**Exercise description:** From the material below, copy out each line with the word "this" in it.
*** Opening of Data extracts ***
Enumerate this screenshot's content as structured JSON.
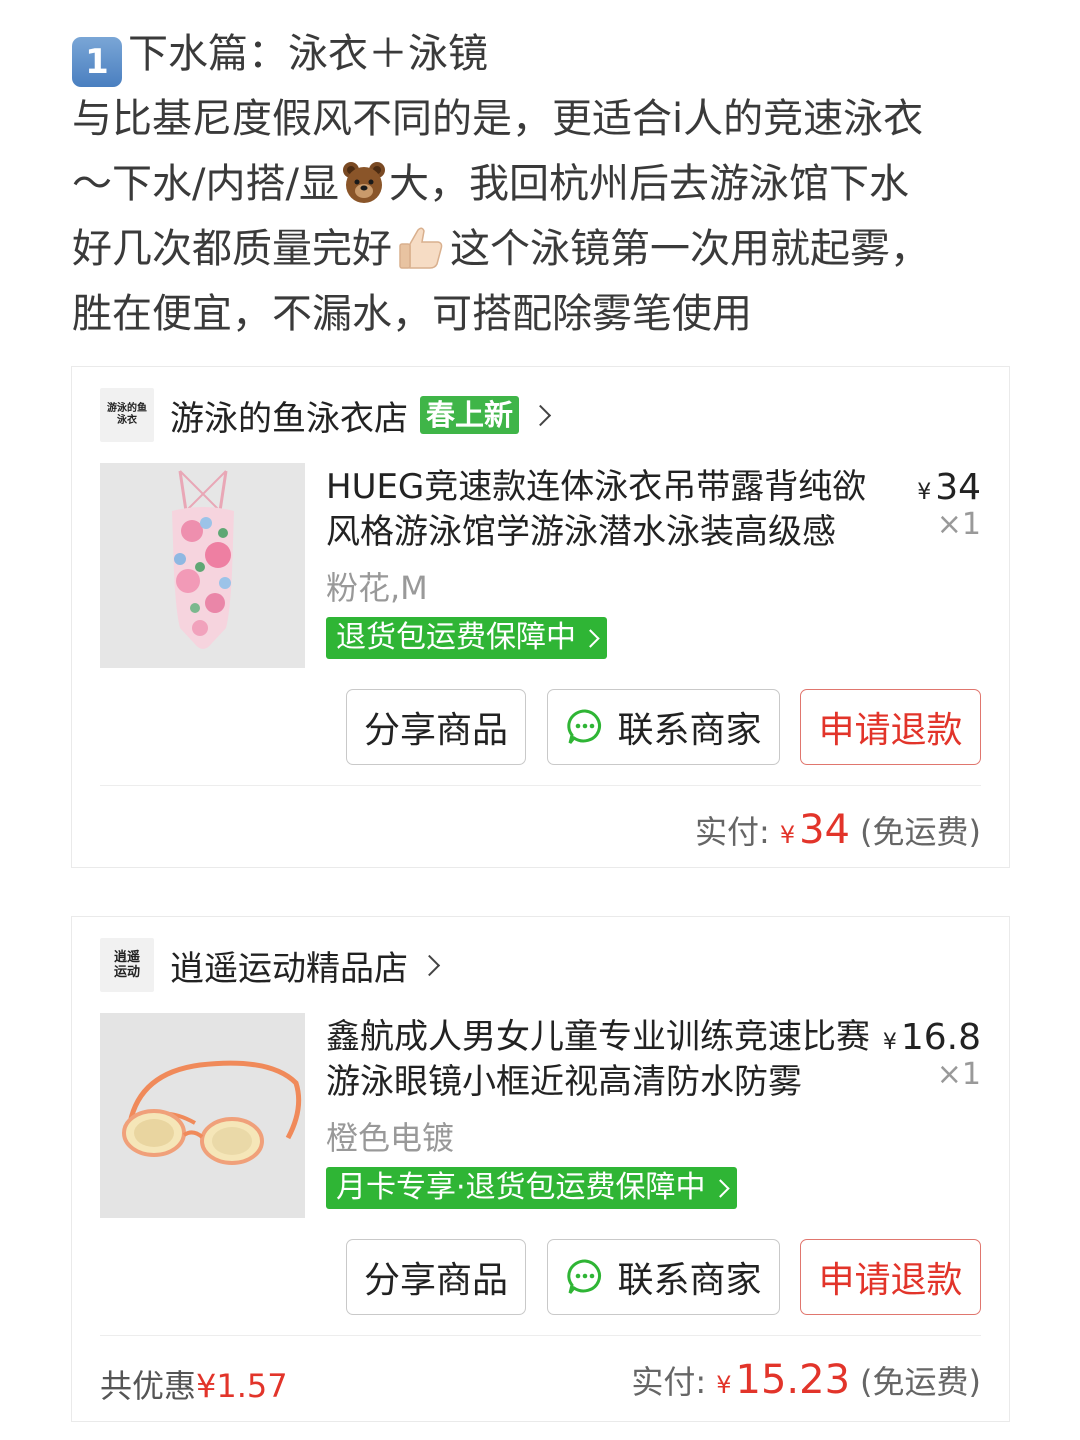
{
  "intro": {
    "badge": "1",
    "line1": "下水篇：泳衣＋泳镜",
    "line2": "与比基尼度假风不同的是，更适合i人的竞速泳衣",
    "line3a": "～下水/内搭/显",
    "line3b": "大，我回杭州后去游泳馆下水",
    "line4a": "好几次都质量完好",
    "line4b": "这个泳镜第一次用就起雾，",
    "line5": "胜在便宜，不漏水，可搭配除雾笔使用",
    "emoji_1": "bear-face-icon",
    "emoji_2": "thumbs-up-icon"
  },
  "orders": [
    {
      "shop_logo_lines": [
        "游泳的鱼",
        "泳衣"
      ],
      "shop_name": "游泳的鱼泳衣店",
      "shop_tag": "春上新",
      "product_title": "HUEG竞速款连体泳衣吊带露背纯欲风格游泳馆学游泳潜水泳装高级感",
      "price_symbol": "¥",
      "price": "34",
      "quantity": "×1",
      "spec": "粉花,M",
      "guarantee": "退货包运费保障中",
      "buttons": {
        "share": "分享商品",
        "contact": "联系商家",
        "refund": "申请退款"
      },
      "total_label": "实付:",
      "total_symbol": "¥",
      "total_amount": "34",
      "shipping": "(免运费)"
    },
    {
      "shop_logo_lines": [
        "逍遥",
        "运动"
      ],
      "shop_name": "逍遥运动精品店",
      "product_title": "鑫航成人男女儿童专业训练竞速比赛游泳眼镜小框近视高清防水防雾",
      "price_symbol": "¥",
      "price": "16.8",
      "quantity": "×1",
      "spec": "橙色电镀",
      "guarantee": "月卡专享·退货包运费保障中",
      "buttons": {
        "share": "分享商品",
        "contact": "联系商家",
        "refund": "申请退款"
      },
      "discount_label": "共优惠",
      "discount_value": "¥1.57",
      "total_label": "实付:",
      "total_symbol": "¥",
      "total_amount": "15.23",
      "shipping": "(免运费)"
    }
  ],
  "colors": {
    "accent_red": "#e2342a",
    "guarantee_green": "#2fb535",
    "tag_green": "#3fb548"
  }
}
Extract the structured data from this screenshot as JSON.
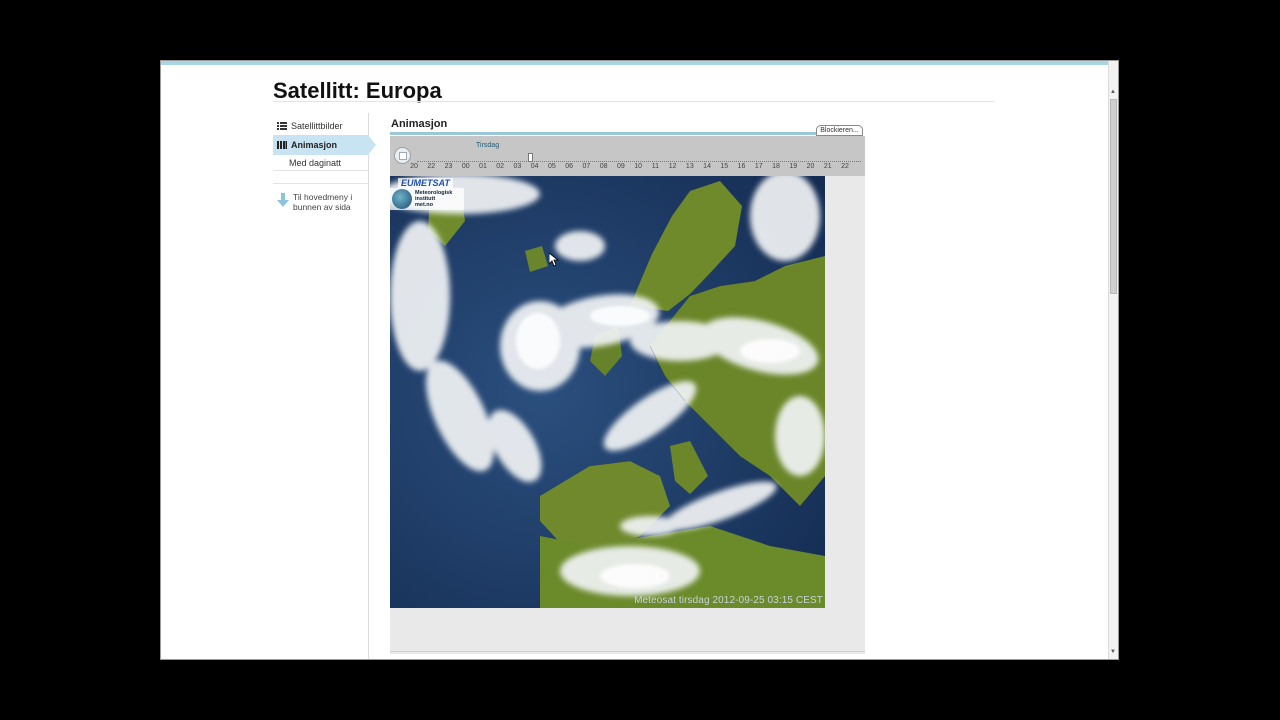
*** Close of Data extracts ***
**Task solution:**
Enumerate this screenshot's content as structured JSON.
Extract the structured data from this screenshot as JSON.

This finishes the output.